Wait a minute. Even if Republicans take back the Senate, who coronated McConnell to be majority leader? The very fact that she deems the election of McConnell as majority leader to be the superlative endgame tells you everything you need to know about her politics.
Thursday, March 15th, 2012 by Daniel Horowitz and is filed under Issues, News
Obama has continuously insisted that oil production has increased under his stewardship. He has repeated this untruth in every speech across the country. Well, the U.S. Energy Information Administration has published the data of production from all fossil fuels on federal lands over the past decade. Take a look at the chart and you will see a precipitous drop corresponding with Obama’s tenure in office.
Thursday, March 15th, 2012 by Daniel Horowitz and is filed under Blog, Taxes
One of Obama’s favorite bromides is that he has never raised taxes on those earning less than $200,000. The problem is that he lies every time he repeats that statement. A government intervention in the form of regulations, mandates, and market-distorting subsidies is tantamount to a tax because it makes all consumers pay more for vital products and services. In that sense, it is an extremely regressive tax that disproportionately hurts lower and middle-income earners who spend a large share of their income on food and energy.

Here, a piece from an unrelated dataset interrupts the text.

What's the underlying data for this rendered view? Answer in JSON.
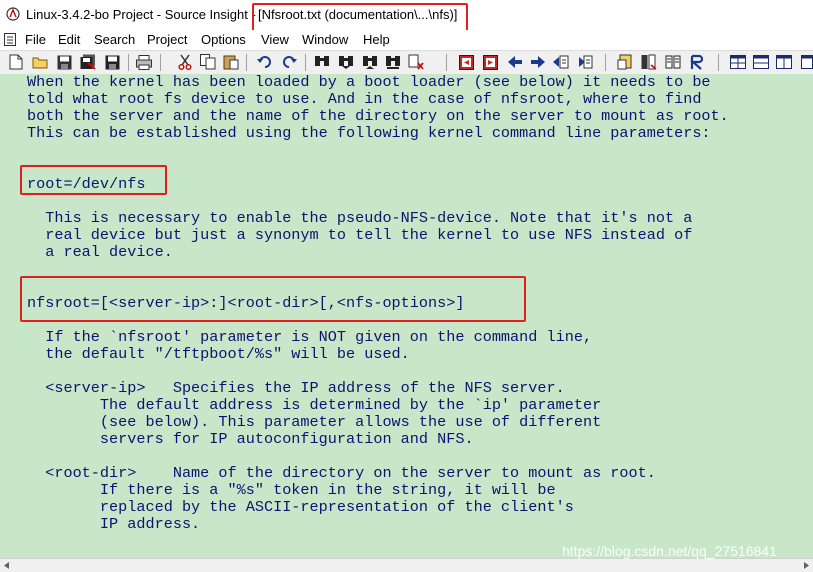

Earlier in the week, the Heritage Foundation published a comprehensive report about the costs of Obama’s regulations in just three years. They found that his 106 new federal regulations cost the economy $46 billion. That is “almost four times the number—and more than five times the cost—of the major regulations issued by George W. Bush during his first three years.”
Here are some other key points from this magnanimous report: